If you think you are going to make money from breeding cats, think again carefully. Breeders rarely make any profit that is used as disposable income. Every cent goes back into their breeding programmes and expenses. It is rather rude to just ask for a breeding cat off the bat when you have not yet developed a relationship with the breeder. Sure there are breeders that will sell to anyone and everyone… those breeders are not concerned with the welfare of their breeding lines and their kittens and will rarely have the knowledge and experience necessary to mentor you post adoption. Take it slow if you are really interested in starting to breed and build up that relationship through getting more involved with the cat fancy and getting to know people, via showing and helping out at shows to learn more about what the cat world is like before you commit to it. It can be a shady world to navigate for a novice.
Don’t hang around on several breeder’s waiting lists and be open with the breeders about who you have contacted, and your intentions. We like to think if you feel it’s a good fit, that you will wait for one of our kittens or let us know if you found a kitten elsewhere, and/or if we don’t have any available, we can refer you on to breeders we can recommend and trust. I know this appears arrogant but most of the breeders in South Africa know or know of each other and a lot of us talk regularly and/or work together, so it is important to be communicative. If a breeder is expecting you to make a firm booking for a kitten and has reserved that kitten for you until it’s old enough for a deposit to be paid (thus turning other potential owners away) and you haven’t been in contact to let that breeder know you found a kitten elsewhere, it comes across as window shopping.

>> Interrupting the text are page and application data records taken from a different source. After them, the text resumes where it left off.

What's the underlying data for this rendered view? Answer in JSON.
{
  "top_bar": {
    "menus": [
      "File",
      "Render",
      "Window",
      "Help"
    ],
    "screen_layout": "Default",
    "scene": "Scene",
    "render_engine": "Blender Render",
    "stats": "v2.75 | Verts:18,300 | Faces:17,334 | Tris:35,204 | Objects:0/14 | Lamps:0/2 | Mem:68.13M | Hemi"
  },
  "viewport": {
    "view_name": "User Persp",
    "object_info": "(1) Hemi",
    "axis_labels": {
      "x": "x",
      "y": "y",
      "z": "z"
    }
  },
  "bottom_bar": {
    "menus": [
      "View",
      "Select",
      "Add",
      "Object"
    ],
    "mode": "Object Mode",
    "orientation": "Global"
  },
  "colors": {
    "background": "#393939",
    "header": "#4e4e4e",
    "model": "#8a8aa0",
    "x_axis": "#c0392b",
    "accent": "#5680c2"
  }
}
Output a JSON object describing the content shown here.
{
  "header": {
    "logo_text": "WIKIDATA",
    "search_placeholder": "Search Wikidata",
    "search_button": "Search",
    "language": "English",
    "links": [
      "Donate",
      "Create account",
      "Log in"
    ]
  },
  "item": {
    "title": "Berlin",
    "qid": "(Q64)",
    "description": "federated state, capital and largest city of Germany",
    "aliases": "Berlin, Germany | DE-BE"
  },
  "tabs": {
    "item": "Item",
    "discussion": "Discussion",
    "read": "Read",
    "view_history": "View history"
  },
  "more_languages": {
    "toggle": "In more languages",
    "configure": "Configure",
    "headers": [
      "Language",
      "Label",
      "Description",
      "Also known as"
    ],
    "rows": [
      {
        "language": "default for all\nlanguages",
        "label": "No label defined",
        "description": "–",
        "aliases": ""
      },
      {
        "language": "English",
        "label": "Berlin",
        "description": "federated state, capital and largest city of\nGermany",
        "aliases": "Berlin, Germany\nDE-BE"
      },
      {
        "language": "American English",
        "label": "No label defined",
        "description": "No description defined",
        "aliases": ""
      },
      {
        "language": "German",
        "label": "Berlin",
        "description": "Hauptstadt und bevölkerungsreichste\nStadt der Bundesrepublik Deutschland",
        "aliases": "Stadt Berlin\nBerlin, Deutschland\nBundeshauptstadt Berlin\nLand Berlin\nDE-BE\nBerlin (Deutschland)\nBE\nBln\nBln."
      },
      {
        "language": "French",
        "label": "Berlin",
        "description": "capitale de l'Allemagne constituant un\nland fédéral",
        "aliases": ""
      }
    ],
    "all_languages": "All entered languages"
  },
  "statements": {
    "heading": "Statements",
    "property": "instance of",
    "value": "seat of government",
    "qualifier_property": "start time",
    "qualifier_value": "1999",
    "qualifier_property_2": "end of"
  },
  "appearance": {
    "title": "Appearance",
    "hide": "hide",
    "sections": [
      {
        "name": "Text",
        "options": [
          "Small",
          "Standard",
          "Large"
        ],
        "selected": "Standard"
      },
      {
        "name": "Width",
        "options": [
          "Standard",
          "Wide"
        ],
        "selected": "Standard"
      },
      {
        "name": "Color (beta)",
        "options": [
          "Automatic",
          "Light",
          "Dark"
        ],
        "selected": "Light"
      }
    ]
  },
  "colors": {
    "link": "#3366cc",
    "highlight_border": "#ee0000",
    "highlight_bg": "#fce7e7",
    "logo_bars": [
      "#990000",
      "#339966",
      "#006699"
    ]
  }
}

Don’t expect to be welcomed for a viewing at the breeder’s home to choose your kitten. Breeders are not pet shops and although there is a lot of trust involved between both parties, breeders in South Africa are apprehensive having strangers in their homes for safety reasons and also weary of anyone bringing unknown germs into the cattery with small kittens and pregnant mommas about. It is most important to trust your breeder here and if you haven’t received an update, please ask for one and if you are unsure or feel uneasy about the situation then ask for the contact numbers of some of the breeder’s existing owners you can chat to. Usually once kittens have had their first round of inoculations, it is safe to arrange a brief visit (not with the entire family please) by appointment with the breeder. Alternatively you can visit them at local shows to meet older cats and kittens that they have on show.
So, now that you have some important tips on the “etiquette” of finding your dream kitten from an ethical breeder, go forth and do so! It is an exciting time waiting for your baby and getting updates of pictures and videos – so if we can give you any advice at all, it is to wait for your kitten to be old enough to leave (around 14 – 16 weeks) and make sure your breeder inoculates, microchips and sterilises your kitten before it leaves them. Trust your breeder has the kitten’s best interest at heart especially if there are delays (kittens get sick like all of us) and build a relationship with them. If you have any concerns post-adoption you are going to have a much easier time with them if you have your kitten’s breeder’s input, experience and advice to help guide you and even help guide your vet by providing medical history of siblings and parents.